Promoting everything from frosted corn flakes to auto insurance, quick service burgers to brownie mixes, corporate mascots help build a brand’s identity. Bette Malone did the same thing for United Van Lines, but with an important difference. Unlike many women mascots from decades past, Bette ruled in the office, not the kitchen. She was portrayed as an expert in her field – as well as a formidable businessperson.
We’re proud of the part she played in our history- and we’re bringing her back into the spotlight to shed some insights about the Big Shift in moving preferences, the moving business, and society in general.
Q: Was Bette Somers Malone a Real Person?
United Van Lines trademarked the name “Bette Malone” back in 1957 when Bette was part of a successful marketing campaign promoting our Move Coordination department. Her “Moving Consultant” character fulfilled a need for a knowledgeable professional who could provide expert advice and reassurance at a time when moving was described as “a woman’s problem.”
Relatable, empathetic, and always positive, she helped equip millions of United Van Lines customers and others with the tools, techniques, and confidence to take charge of their moving experience. Hundreds of requests were received each week for Bette Malone pamphlets on everything from how to pre-plan family moves, to packing tips and even city guides.
Q: What Did She Do?
The Bette Malone character was positioned as the nation’s foremost “moving consultant.” Often portrayed in person by Charlotte Will, she was a welcome presence at traffic and transportation clubs, meetings of agents, on TV commercials and on the radio. Her name was also attached to the nation’s first toll-free moving information service, the Bette Malone Information Center.
Bette and the campaign behind her became the stepping-stone to the development of a move coordination process that was rolled out to the booking agents of United Van Lines and continues to this day.
Q: Would Bette Be Considered a Pioneer for Women in the Workplace?
In Bette’s heyday, women in senior management or consultant roles were a rarity. Thankfully, this is no longer true. Bette would probably be pleasantly surprised to know that at UniGroup, the parent company of her old alma mater, nearly 53% of women employees hold positions in management – and make up 38% of the executive leadership team.

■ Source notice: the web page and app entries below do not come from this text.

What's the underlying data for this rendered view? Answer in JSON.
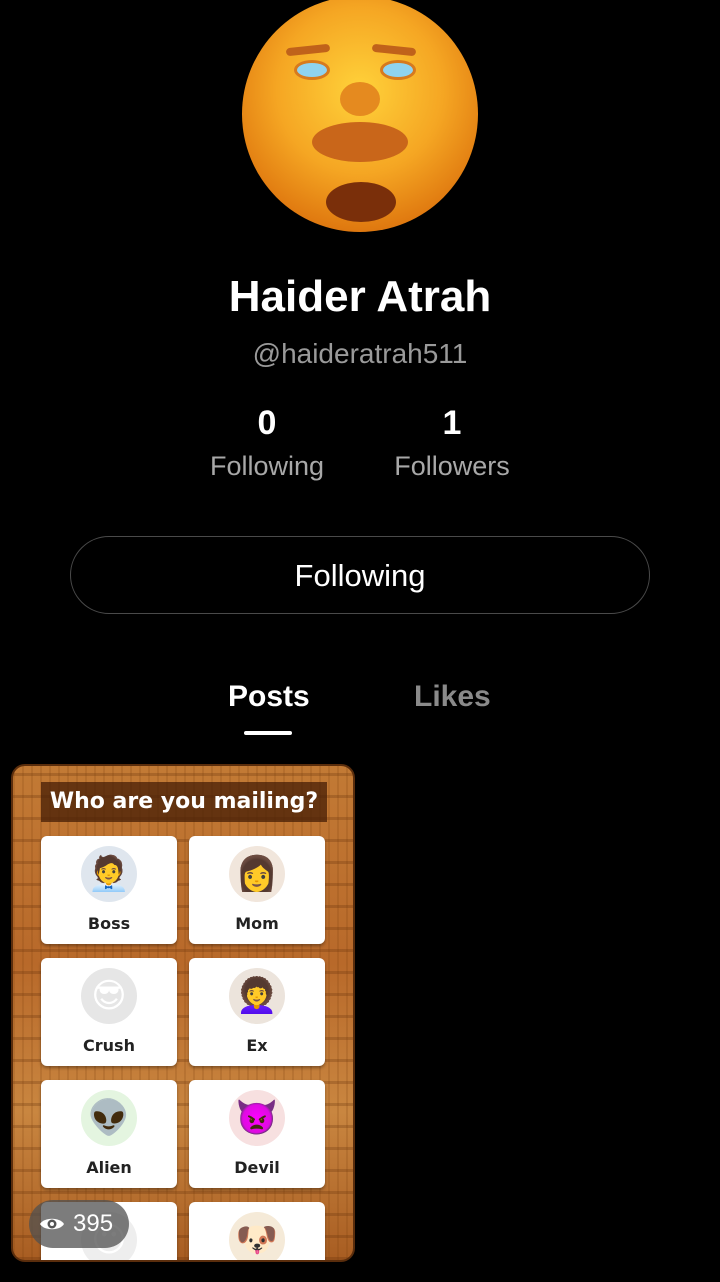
{
  "profile": {
    "name": "Haider Atrah",
    "handle": "@haideratrah511"
  },
  "stats": {
    "following_count": "0",
    "following_label": "Following",
    "followers_count": "1",
    "followers_label": "Followers"
  },
  "follow_button": {
    "label": "Following"
  },
  "tabs": [
    {
      "label": "Posts",
      "active": true
    },
    {
      "label": "Likes",
      "active": false
    }
  ],
  "post": {
    "title": "Who are you mailing?",
    "options": [
      {
        "label": "Boss",
        "icon": "man-in-suit-reading-icon"
      },
      {
        "label": "Mom",
        "icon": "woman-reading-letter-icon"
      },
      {
        "label": "Crush",
        "icon": "guy-with-sunglasses-icon"
      },
      {
        "label": "Ex",
        "icon": "woman-with-letter-icon"
      },
      {
        "label": "Alien",
        "icon": "green-alien-icon"
      },
      {
        "label": "Devil",
        "icon": "red-devil-icon"
      },
      {
        "label": "",
        "icon": "cartoon-face-icon"
      },
      {
        "label": "",
        "icon": "dog-icon"
      }
    ],
    "views": "395"
  }
}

Q: What Advice from Bette Still Holds True?
Bette was all about pre-planning a move, making lists and checking them twice. She also understood the needs and anxieties associated with the moving process and she not only helped customers before moving day, but also with advice on how to settle in afterward.
Q: What’s Changed?
For starters, moving is no longer thought of as just “a woman’s problem” but as an experience that involves everyone. Also, the customers themselves now have the ability to receive estimates through a virtual survey and what was once a standardized service has evolved into a variety of moving options, from full-service to pack-it-yourself and even container shipments.
Q: What Would Surprise Bette About Why and Where People Move Today?
The latest Annual Movers Study would be an eye-opener for Bette. She would most likely be astounded to know that for the first time ever more people moved for personal than professional reasons, and that there is a general migration away from major urban areas toward more livable, less populated parts of the nation.
Q: How Have Her Spirit and Philosophy Lived on at United Van Lines?
In Bette’s own words, United Van Lines is a moving service that “does more than just get you there.” That’s as true today as it was in 1957.
Want to learn more about what motivates people to move? Dive into our 2021 Annual National Movers Study and check out our blog for moving tips, expert packing advice and a wealth of information to help you settle in.